It does require more time, though. Expect to spend about an hour or so distilling your new content into a casual, clear video that’s no more than 5 minutes long. Use PowerPoint slides if you must, but people tend to prefer “talking head” videos. While most of us may not like to read, we do like to see other people.
Another option is audio. It is surprisingly easy to make text content into audio files. Services like Blogcast and Voices can convert an entire blog into a podcast or a standalone audio file pretty easily. I converted one long-form blog post of my own into an audio file for about $2 on Blogcast. It took less than 20 minutes to do, and while it was done with a synthesized voice, it actually sounds pretty good.
Finally, let us not forget images, or that Google’s image search gets a tremendous amount of traffic. Images help visual learners understand and remember text-based content better. Images are also essential elements for social media shares.
Of course, you can also go all-in and convert text-based content into an infographic. A professional, agency-level infographic can be up to $2,000. If you’re on a leaner budget there are many great tools to make an infographic yourself, or you may be able to get an agency to reduce costs a little if you can work from a template or simplify the infographic a bit.
Not only will readers appreciate the different formats (thus making them more likely to actually consume the content you’ve invested so much in), but they’ll also be more likely to share your content, giving it far more reach than it otherwise would have gotten.
How Would You Like to Be Marketed To?
Is it overly trite to suggest we create the type of content for our audiences that we might want to read, watch, or listen to? As B2B marketers, we tend to like content that’s easy to find, understand, and share with our colleagues. We like content that’s authoritative and useful. Content that (even if it is published by a vendor), is balanced enough to trust?
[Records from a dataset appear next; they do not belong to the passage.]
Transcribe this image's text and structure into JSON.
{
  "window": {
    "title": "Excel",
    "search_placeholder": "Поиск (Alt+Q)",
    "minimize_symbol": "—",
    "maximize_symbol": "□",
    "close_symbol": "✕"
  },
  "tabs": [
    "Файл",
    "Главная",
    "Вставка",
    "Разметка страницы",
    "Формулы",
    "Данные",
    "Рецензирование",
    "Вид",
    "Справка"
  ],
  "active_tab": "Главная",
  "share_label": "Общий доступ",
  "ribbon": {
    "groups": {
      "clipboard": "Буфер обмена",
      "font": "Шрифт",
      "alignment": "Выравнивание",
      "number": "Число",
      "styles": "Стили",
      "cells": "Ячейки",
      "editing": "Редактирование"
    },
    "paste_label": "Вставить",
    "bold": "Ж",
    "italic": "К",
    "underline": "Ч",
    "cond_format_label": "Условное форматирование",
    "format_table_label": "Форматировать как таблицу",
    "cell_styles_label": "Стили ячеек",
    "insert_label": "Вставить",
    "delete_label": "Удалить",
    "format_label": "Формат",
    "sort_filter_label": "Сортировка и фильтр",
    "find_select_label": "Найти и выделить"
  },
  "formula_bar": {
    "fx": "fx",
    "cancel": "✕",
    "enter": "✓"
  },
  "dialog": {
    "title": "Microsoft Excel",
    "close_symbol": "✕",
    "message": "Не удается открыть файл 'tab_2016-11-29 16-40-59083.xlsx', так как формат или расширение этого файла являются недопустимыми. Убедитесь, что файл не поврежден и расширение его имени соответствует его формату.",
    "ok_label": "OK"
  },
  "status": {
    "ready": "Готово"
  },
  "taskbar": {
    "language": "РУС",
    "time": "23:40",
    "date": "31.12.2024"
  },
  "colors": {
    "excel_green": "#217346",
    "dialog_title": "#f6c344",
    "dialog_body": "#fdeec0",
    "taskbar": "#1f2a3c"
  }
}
Content that’s relevant to our situation, including which phase of the buyer’s journey we’re in, and which industry we serve?
That’s the kind of content all of us want. Ends up, B2B buyers want that kind of content, too.